So, can you please tell me what my problem is (i.e. problem with breathing, articulation, etc.)? I've asked some other people but my problems seem to be very uncommon because everyone only knows about stuttering, improper prounciation, etc. I mean...I can pronounce words correctly and I don't stammer but talking's just very painful for me. Please help me!

Thanks a lot!
Ed   Tuesday, September 21, 2004, 01:52 GMT
Maybe that's a psychological problem. Go to a speach therapist or coach, or whatever they're called.
Mxsmanic   Tuesday, September 21, 2004, 03:17 GMT
I agree. It sounds purely psychological. See a speech therapist for the speech impediment, check with a doctor to rule out organic causes, and possibly see a psychologist for the psychological aspect.

Speech impediments are extremely common on boys (but quite uncommon in girls).
lily fenley   Tuesday, September 21, 2004, 03:50 GMT
Thank you. I'm a girl. Are you sure it's a speech *impediment*? I think it's more of a breathing problem, or some other problem that can be alleviated with good habits. Maybe I'm just not used to talking so much and I'll get better at it with time :-)

The funny thing teachers and friends at school don't seem to realise anything wrong with my speech (my parents and their friends do though).
Ailian   Tuesday, September 21, 2004, 10:27 GMT
Hello, Lily! =)

Have you considered taking voice lessons (for singing)? The articulation and breath control are generally things that can transfer well to your speech. You may also have the bonus of discovering that you have a lovely singing voice. ;)
mike   Wednesday, September 22, 2004, 12:36 GMT
Dear Lily,

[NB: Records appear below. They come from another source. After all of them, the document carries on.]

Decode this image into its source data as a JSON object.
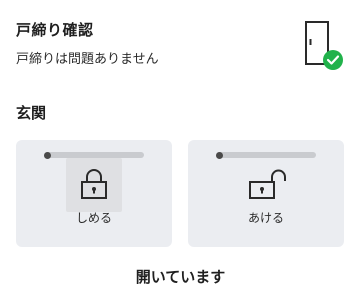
{
  "lock_check": {
    "title": "戸締り確認",
    "status_text": "戸締りは問題ありません",
    "door_icon": "door-with-check-icon",
    "ok_color": "#21b24b"
  },
  "section": {
    "title": "玄関"
  },
  "controls": {
    "lock_label": "しめる",
    "unlock_label": "あける",
    "lock_icon": "padlock-closed-icon",
    "unlock_icon": "padlock-open-icon"
  },
  "footer": {
    "status": "開いています"
  }
}
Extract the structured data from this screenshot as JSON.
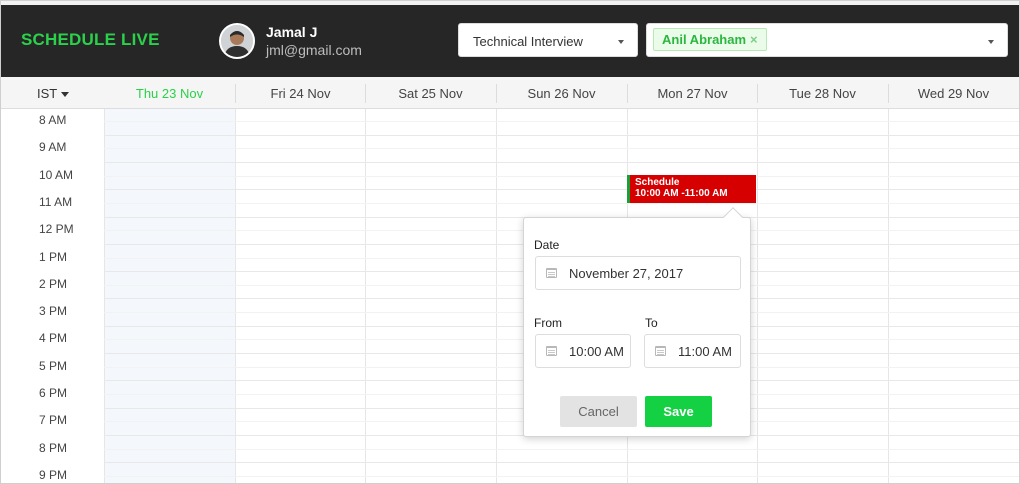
{
  "header": {
    "brand": "SCHEDULE LIVE",
    "user": {
      "name": "Jamal J",
      "email": "jml@gmail.com"
    },
    "interview_type": {
      "selected": "Technical Interview"
    },
    "interviewers": {
      "tags": [
        {
          "label": "Anil Abraham",
          "remove": "×"
        }
      ]
    }
  },
  "calendar": {
    "timezone": "IST",
    "days": [
      {
        "label": "Thu 23 Nov",
        "active": true
      },
      {
        "label": "Fri 24 Nov",
        "active": false
      },
      {
        "label": "Sat 25 Nov",
        "active": false
      },
      {
        "label": "Sun 26 Nov",
        "active": false
      },
      {
        "label": "Mon 27 Nov",
        "active": false
      },
      {
        "label": "Tue 28 Nov",
        "active": false
      },
      {
        "label": "Wed 29 Nov",
        "active": false
      }
    ],
    "hours": [
      "8 AM",
      "9 AM",
      "10 AM",
      "11 AM",
      "12 PM",
      "1 PM",
      "2 PM",
      "3 PM",
      "4 PM",
      "5 PM",
      "6 PM",
      "7 PM",
      "8 PM",
      "9 PM"
    ],
    "event": {
      "title": "Schedule",
      "time": "10:00 AM -11:00 AM"
    }
  },
  "popover": {
    "date_label": "Date",
    "date_value": "November 27, 2017",
    "from_label": "From",
    "from_value": "10:00 AM",
    "to_label": "To",
    "to_value": "11:00 AM",
    "cancel_label": "Cancel",
    "save_label": "Save"
  },
  "colors": {
    "accent": "#2bd14a",
    "header_bg": "#262626",
    "event_bg": "#d60000",
    "save_bg": "#13d143"
  }
}
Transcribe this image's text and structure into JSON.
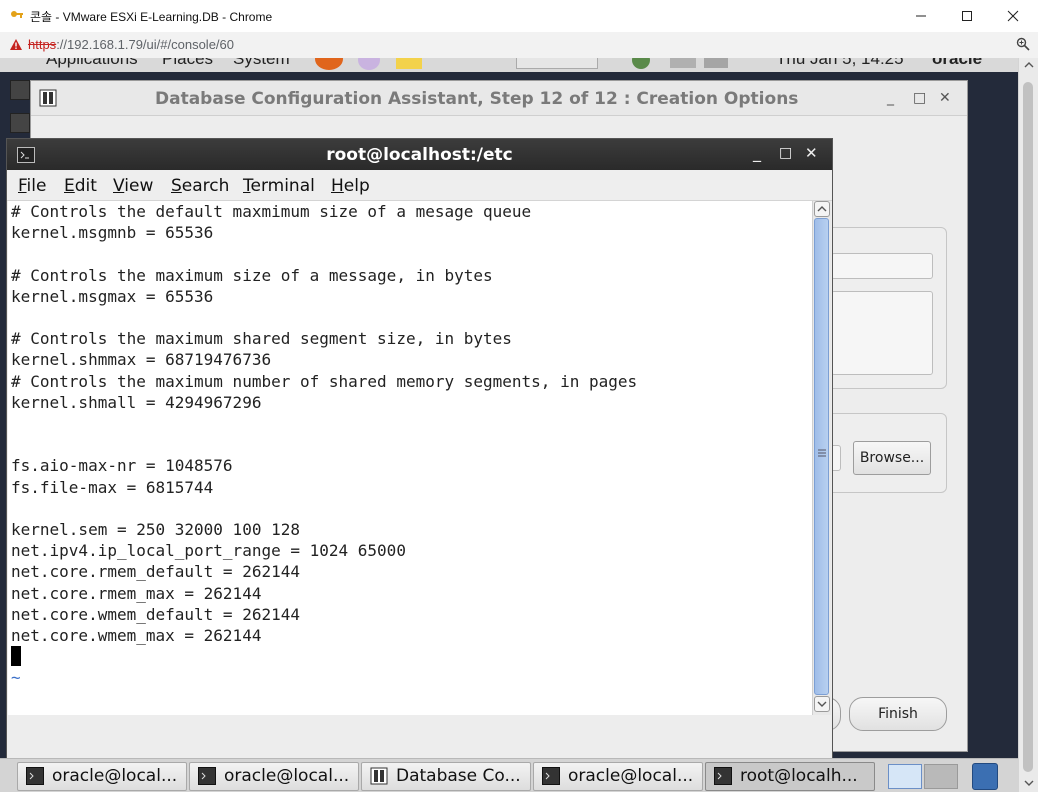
{
  "browser": {
    "title": "콘솔 - VMware ESXi E-Learning.DB - Chrome",
    "url_scheme": "https",
    "url_rest": "://192.168.1.79/ui/#/console/60"
  },
  "gnome_panel": {
    "items": [
      "Applications",
      "Places",
      "System"
    ],
    "clock": "Thu Jan  5, 14:25",
    "user": "oracle"
  },
  "dbca": {
    "title": "Database Configuration Assistant, Step 12 of 12 : Creation Options",
    "browse_label": "Browse...",
    "finish_label": "Finish"
  },
  "terminal": {
    "title": "root@localhost:/etc",
    "menu": [
      "File",
      "Edit",
      "View",
      "Search",
      "Terminal",
      "Help"
    ],
    "lines": [
      "# Controls the default maxmimum size of a mesage queue",
      "kernel.msgmnb = 65536",
      "",
      "# Controls the maximum size of a message, in bytes",
      "kernel.msgmax = 65536",
      "",
      "# Controls the maximum shared segment size, in bytes",
      "kernel.shmmax = 68719476736",
      "# Controls the maximum number of shared memory segments, in pages",
      "kernel.shmall = 4294967296",
      "",
      "",
      "fs.aio-max-nr = 1048576",
      "fs.file-max = 6815744",
      "",
      "kernel.sem = 250 32000 100 128",
      "net.ipv4.ip_local_port_range = 1024 65000",
      "net.core.rmem_default = 262144",
      "net.core.rmem_max = 262144",
      "net.core.wmem_default = 262144",
      "net.core.wmem_max = 262144"
    ],
    "tilde": "~"
  },
  "taskbar": {
    "tasks": [
      {
        "label": "oracle@local...",
        "icon": "terminal-icon"
      },
      {
        "label": "oracle@local...",
        "icon": "terminal-icon"
      },
      {
        "label": "Database Co...",
        "icon": "database-icon"
      },
      {
        "label": "oracle@local...",
        "icon": "terminal-icon"
      },
      {
        "label": "root@localh...",
        "icon": "terminal-icon",
        "active": true
      }
    ]
  }
}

I sometimes have the same problem. I noticed it causes a great deal of trouble for me when I'm supposed to talk about something for quite a long time. I've also discovered it's got to do with my getting nervous having to say something complicated. I don't know why but the more complicated an issue is the more breathing problems I tend to have. I've noticed that when I finally manage to somehow calm down the breathing problem disappears.
I'm a rather nervous person by nature and when I say something I often want to get it over with as quiclky as possible often to the effect that nobody knows what I mean. It's very frustrating and the only way to overcome the problem is for me to try hard to calm down. Maybe it's also got to do with the fact that I've always been shy and quite reserved in front of other people. I always want to get across my message as quickly as possible and make other people pay attention to someone else. Yes, I guess it's a psychological problem so if you think it is much more serious than mine I suggest you go to a doctor. I hope it helped a bit.
Mxsmanic   Thursday, September 23, 2004, 19:23 GMT
Actually it sounds like OCD rather than a speech impediment. As I've said, speech impediments are rare in girls, who are usually quite articulate. And the way you describe your perception of the problem and the perception of others (or rather the lack thereof) implies a psychological or psychiatric cause that would not be inconsistent with mild OCD or with other mild psychological disorders that make you self-conscious, nervous, etc.
lily fenley   Friday, September 24, 2004, 07:28 GMT
Thanks to you all! Yeah- maybe I need to calm myself down, speak naturally, and just SPEAK MORE. Oh, and I'll try singing too.
glider   Friday, September 24, 2004, 16:02 GMT
practice more tongue twister..
Mxsmanic   Friday, September 24, 2004, 17:30 GMT
Carly Simon is a famous example of someone who got around nervousness in speaking by singing instead.
lily fenley   Saturday, September 25, 2004, 19:36 GMT
Odd...when I practise tongue twisters I always get stuck on the parts where I'm not supposed to get stuck on.

For example, using Ailian's tongue twister in the other thread...
"If I put it in my batter,
"It will make my batter bitter...
So, it was better Betty Botter
Bought a bit of better butter"

I have some trouble pronouncing "if I put it" and "it will make" but I apparently glide very smoothly and articulately over "bought a bit of better butter."